Home Without Family? Young Migrants’ Experiences of Home, Place and Relationships in the City of Brussels.
University of Liège, Belgium
Home is rarely spoken of without the mention of family, but the meaning of both of these terms are being usefully interrogated by recent social science scholarship. While these concepts warrant further study in many areas, it has been the case that their reevaluation often emerges in studies of migration. It is through migration studies that traditional western ideas of family, as being nuclear and sharing the same physical space, and home, as being sedentary and synonymous with house, are disrupted and brought into question. When people move, by force or choice, it is an emotional time of transition, and it provides a window into many of the fundamental aspects of relationships, belonging and home. This paper builds on these evolutions by investigating the home-making, place attachment, and family connections of a group of young first generation migrants (aged 15-25) of different migratory statuses (undocumented, European citizens, refugees, unaccompanied minors) in the city of Brussels. By using data collected through fieldwork conducted with participants in traditionally non-home spaces, this paper reveals discoveries about the relationship between home, place and family, and how family may exist without home and home may exist without family.
Transnational Families’ “Habitus”: A Research On Generations Of Italians Living In Belgium
University of Macerata, Italy
In recent years, many scholars addressed the transnational experience of families and a growing number of migration and family studies conceptualized international migrants and their kin as transnational families (Baldassar&Merla 2014).With increased mobility and improvements in both travel and communication technologies, more and more people are in fact experiencing transnational family lives.
In this contribution we take in consideration the concept of “transnational family habitus” (Reynolds&Zontini 2018) as a theoretical tool for making sense of the ways in which children and young people from a migrant background are doing families transnationally. Furthermore, we combine the transnational perspectives with multi-local one, in order to analyse the family relationships in the context of multiple places and localities within and across national borders (Schier et al. 2015)

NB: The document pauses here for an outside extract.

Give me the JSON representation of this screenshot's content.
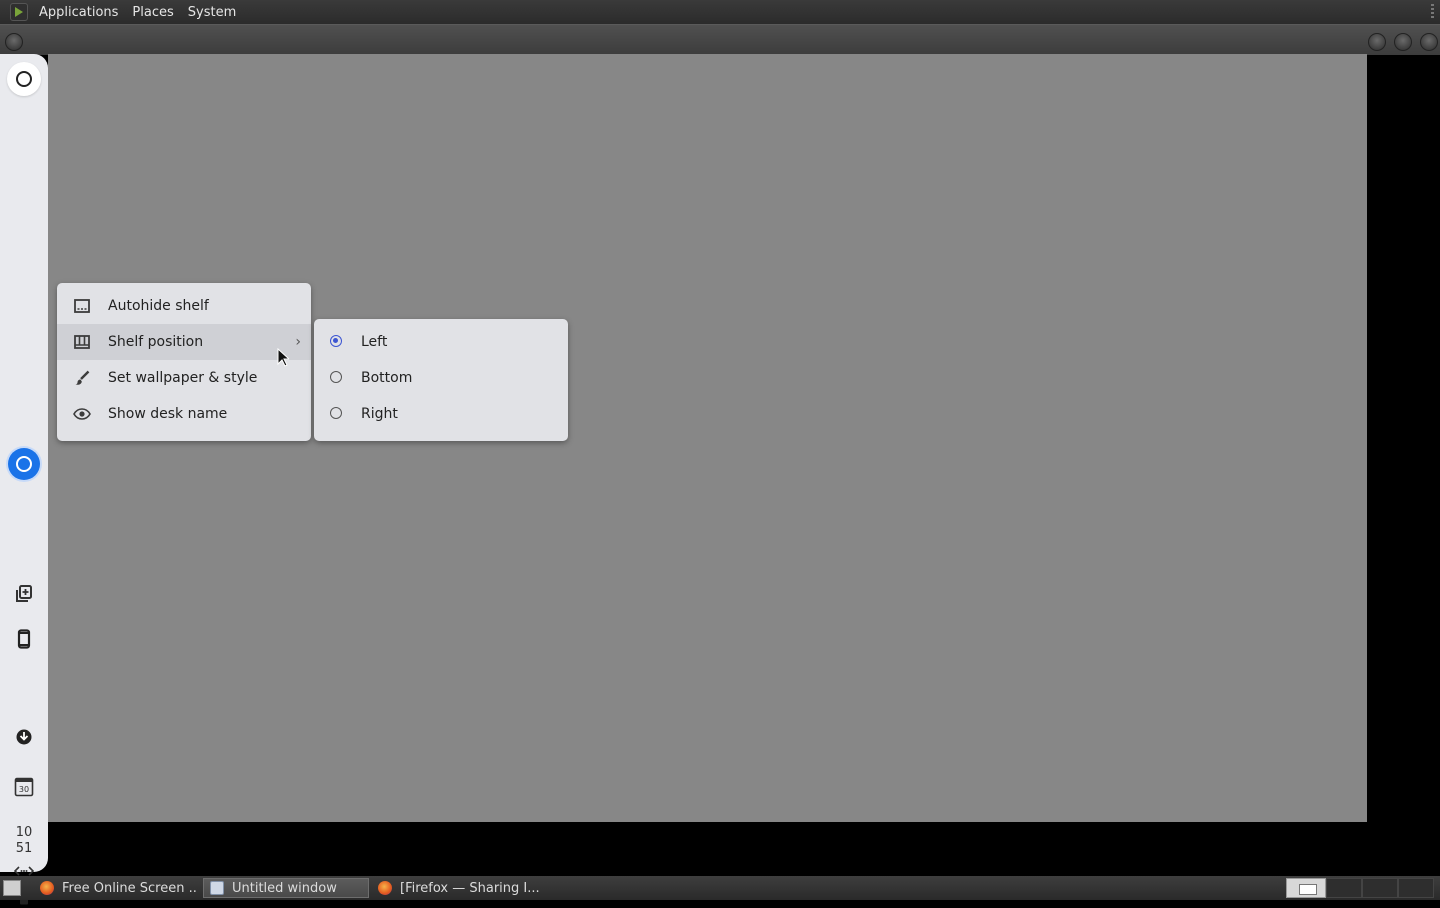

The research presents results from a qualitative study drawing on 50 in-depth interviews realized with second and third generations of Italians living in Belgium in 2018/2019. Influenced by the work of Reynolds & Zontini, to better understand the consequences of the persistence of transnational network across the generations, firstly we develop the concept of “transnational family habitus”. In particular, we focus the attention on the ways in which families inform children’s practices, notions of identity and opportunities within and beyond national boundaries. Secondly, we analyse the conduct of everyday family life under mobile and multi-local conditions and specific strategies for maintaining relational attachments.
Keywords: Transnational family habitus, Italians in Belgium, migrants, generations, everyday family life, multi-local conditions.
Merging the Separated: Odor as a Medium of Cohesion and Belonging in Multi-local Families
Technische Universität Dresden, Germany
High risks of divorce and separation and the increasing involvement of fathers in child care promote residential models that enable children to participate in the everyday life of the separated parents. However family members in shared residence arrangements are confronted with the challenge to establish attachment and a sense of we-ness against the background of cyclical growth and reduction of the household community and the changing rhythms and patterns of their everyday life. The empirical material presented in this paper suggests that as part of identity policies parents and children oscillate between referring to the other household to create a cross-spatial sense of belonging and at the same time applying territorialisation practices to promote a local family identity (Schlinzig 2017). The establishment of a local social order and belonging is hereby stabilized and experienced also sensually. At this odors are of particular importance. They enable the creation of closeness and identification beyond verbal communication, have the potential to merge what is separate and at the same time to distinguish (Soeffner 2012, Largey/Watson (1972). Following Goffman's (1971) "Territories of the Self", this paper explores the olfactory dimension of cohesion in multi-local families after separation and divorce: (1) The "sheath" and thus odors attached to clothes can be interpreted as a medium for the (unintended) perception of absent others and reintegration of the returning children. Interviews with parents and children can also show that (2) the living space understood as a "stall" serves as an odor marker and identification mean, and (3) the odorisation of mobile objects is applied to establish co-presence in absence.